Exclusive: Cameron Mitchell discusses opening the Vox chain in the kingdom, what will be showing and how theatres will be laid out
Coming soon to Saudi cinema: Vox chief on what the future holds for the silver screen in the kingdom
Blue Sky Studio’s Ferdinand, the animated tale of a peace-loving bull, who escapes his life in the bullring looks set to be the next film to screen in Saudi cinemas, Vox CEO Cameron Mitchell has confirmed to The National.
Saudi Arabia’s Ministry of Culture and Information confirmed in a statement on Tuesday that Vox is the second exhibitor to be granted a licence to show films in the kingdom, following US chain AMC which opened up with a gala screening of Black Panther last week, and that Vox's first cinema will open “in the next few days.”
We caught up with Mitchell ahead of last night’s Avengers: Infinity War UAE premiere in Dubai to get the very latest on developments in the kingdom.
The MOCI release mentioned that your first cinema will be opening “in the next few days.” What is the timescale currently?
We’ve been planning this for some time as the announcement wasn’t entirely unexpected, and the cinema is basically now ready to open. We’ve got a great location in a family entertainment centre and there’ll be four screens at the new cinema, including Saudi’s only IMAX. We don’t have an exact opening date yet as we’re still working with the authorities to make sure everything is correct, but we expect it to be probably in around a week’s time.
What are the plans for initial programming? Will you be showing different films on each screen or just whatever is currently permitted?
We’re of course working closely with the relevant authorities regarding exactly what films we’ll be showing, but yes, we plan to show as many films as possible – maybe even more than one film per screen because there is so much demand and so little supply currently.
We already know that the Marvel films Black Panther and Infinity Wars have been approved for screening, so they’ll be on the initial list, and we’re currently working on approval for Ferdinand. That’s a family film that’s done really well elsewhere in the Middle East, and we don’t envisage any problems with that.
Moving forwards, what kind of films would you expect to be showing? What specific films from the current release schedules are likely to get an airing?
We expect to be focusing largely on new films. We will feature some older classics, but we think new films is really the way forward.

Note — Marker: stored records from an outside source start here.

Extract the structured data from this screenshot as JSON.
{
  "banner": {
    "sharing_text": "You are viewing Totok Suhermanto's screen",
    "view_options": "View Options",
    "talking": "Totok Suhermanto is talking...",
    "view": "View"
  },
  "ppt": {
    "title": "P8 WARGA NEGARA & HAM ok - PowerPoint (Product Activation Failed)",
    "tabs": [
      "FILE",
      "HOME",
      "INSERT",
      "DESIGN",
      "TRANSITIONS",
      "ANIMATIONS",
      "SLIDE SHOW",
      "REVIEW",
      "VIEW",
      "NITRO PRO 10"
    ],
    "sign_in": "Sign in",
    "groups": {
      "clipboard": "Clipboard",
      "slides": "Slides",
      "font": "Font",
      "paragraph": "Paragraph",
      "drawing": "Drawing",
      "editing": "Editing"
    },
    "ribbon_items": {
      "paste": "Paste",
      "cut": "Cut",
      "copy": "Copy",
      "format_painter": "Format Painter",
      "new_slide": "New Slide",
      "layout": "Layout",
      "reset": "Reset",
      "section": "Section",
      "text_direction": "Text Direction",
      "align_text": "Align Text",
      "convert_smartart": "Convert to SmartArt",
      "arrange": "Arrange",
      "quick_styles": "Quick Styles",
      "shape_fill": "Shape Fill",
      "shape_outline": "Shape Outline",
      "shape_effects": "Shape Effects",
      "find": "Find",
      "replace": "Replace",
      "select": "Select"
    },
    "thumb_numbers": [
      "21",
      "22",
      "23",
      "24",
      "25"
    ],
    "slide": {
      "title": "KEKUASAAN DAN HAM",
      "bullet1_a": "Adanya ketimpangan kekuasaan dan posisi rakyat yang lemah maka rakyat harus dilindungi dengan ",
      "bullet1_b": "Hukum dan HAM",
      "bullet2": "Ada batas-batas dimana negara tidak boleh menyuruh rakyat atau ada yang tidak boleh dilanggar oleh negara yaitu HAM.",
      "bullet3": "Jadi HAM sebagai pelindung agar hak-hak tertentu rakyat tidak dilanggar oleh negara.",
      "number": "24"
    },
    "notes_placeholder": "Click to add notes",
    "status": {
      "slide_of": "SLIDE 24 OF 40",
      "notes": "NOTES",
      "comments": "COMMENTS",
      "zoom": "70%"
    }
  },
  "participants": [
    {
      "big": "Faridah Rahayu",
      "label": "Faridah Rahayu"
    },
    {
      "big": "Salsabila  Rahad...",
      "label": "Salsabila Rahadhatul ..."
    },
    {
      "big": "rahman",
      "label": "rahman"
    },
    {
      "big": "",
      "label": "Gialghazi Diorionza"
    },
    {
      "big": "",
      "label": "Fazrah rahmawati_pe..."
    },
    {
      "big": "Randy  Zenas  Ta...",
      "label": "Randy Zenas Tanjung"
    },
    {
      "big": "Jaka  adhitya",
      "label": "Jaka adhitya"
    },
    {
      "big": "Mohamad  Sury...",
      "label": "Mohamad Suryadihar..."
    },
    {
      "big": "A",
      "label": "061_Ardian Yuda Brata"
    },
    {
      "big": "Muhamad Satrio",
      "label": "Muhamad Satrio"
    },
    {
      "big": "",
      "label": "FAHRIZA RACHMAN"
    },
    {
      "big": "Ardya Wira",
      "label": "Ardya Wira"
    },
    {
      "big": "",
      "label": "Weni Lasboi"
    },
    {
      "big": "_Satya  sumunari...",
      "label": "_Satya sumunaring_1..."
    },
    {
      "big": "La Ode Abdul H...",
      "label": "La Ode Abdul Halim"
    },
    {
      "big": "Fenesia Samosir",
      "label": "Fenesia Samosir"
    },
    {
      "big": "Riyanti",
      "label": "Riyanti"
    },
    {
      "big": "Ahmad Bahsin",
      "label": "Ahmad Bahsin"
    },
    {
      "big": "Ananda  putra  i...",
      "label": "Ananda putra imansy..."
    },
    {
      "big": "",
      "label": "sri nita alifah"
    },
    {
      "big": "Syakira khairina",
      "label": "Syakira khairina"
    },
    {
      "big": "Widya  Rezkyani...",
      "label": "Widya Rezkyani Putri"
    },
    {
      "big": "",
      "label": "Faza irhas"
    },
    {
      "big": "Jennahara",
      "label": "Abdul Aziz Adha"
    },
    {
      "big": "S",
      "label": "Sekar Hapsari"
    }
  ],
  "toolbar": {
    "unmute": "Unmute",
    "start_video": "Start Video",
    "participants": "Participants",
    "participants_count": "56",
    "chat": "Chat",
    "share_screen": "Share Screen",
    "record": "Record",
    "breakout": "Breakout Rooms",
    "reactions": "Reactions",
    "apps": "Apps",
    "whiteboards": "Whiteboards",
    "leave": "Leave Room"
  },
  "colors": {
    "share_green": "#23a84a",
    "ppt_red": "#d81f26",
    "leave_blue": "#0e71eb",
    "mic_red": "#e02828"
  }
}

You have to remember that a lot of Saudis regularly come to the UAE or elsewhere to go to the cinema, so we’d anticipate a limited demand for older films, although we still expect some demand, but mainly we’ll be looking at the forthcoming lists to see what’s appropriate. I can’t name any further specific films just yet as this is still very early days, but we really don’t expect too many difficulties in terms of what we can show – the biggest films regionally tend to family films and big ticket action movies, and there are really very few issues with those in terms of respecting the local culture.
What is your understanding of how censorship will work in Saudi?
This is very early stages and we’re working very closely with the Saudi authorities to deliver a successful result for everyone. We know that films will have to be submitted to the relevant government body for approval, much like in the UAE, and there is already a great team in place there working on this. We expect things to develop quickly as cinema becomes a more integral part of Saudi life.
How about within the cinemas themselves? Will there be segregation?
Again, we’re in the very early stages, but we’ve made sure our cinemas are built from the design stage to accommodate any eventuality. We’ll be able to offer bachelor screenings, family screenings, or a combination of whatever eventual rules may be in place. Everything has been designed to ensure we’re ready for any eventuality when it comes to accommodating audiences appropriately and comfortably.
Saudi will be the first market in the Gulf where you’re competing with the big US/European chains. Do you see this presenting any new challenges?
Quite the opposite – I think the incoming chains may be the ones who have to up their game. We know what audiences in this region want, we've served millions of them over many years, and if you look at the offering we have, from our luxury seating options to offerings like Theatre by Rhodes, I think they’re really unparalleled in this region, or any other region in the world. Cinema-going is much more of an experience in this market than elsewhere in the world, and it’s also an experience that people take part in far more regularly than they do in other markets if you look at the figures. That’s all going to be new to the incoming operators.
How important could the Saudi market prove to Vox? Is this a moment you’ve been waiting/semi-prepared for years?
It’s massive for Vox [see the chain’s financial expectations here], but more than that it’s massive for cinema in the region. The entry of Saudi into the market, with that huge audience of around 30M, makes the Middle East a much bigger player globally. If you look at Australia, with a population of only about 24M, that’s the world’s ninth biggest market for cinema. Saudi Arabia is 30M on top of the existing market in the region, 30M totally new audience members. Just look at the Avengers event we’re running tonight across six countries in the region – add Saudi into that too and we’re suddenly a much bigger proposition in terms of our importance as a market to the studios too.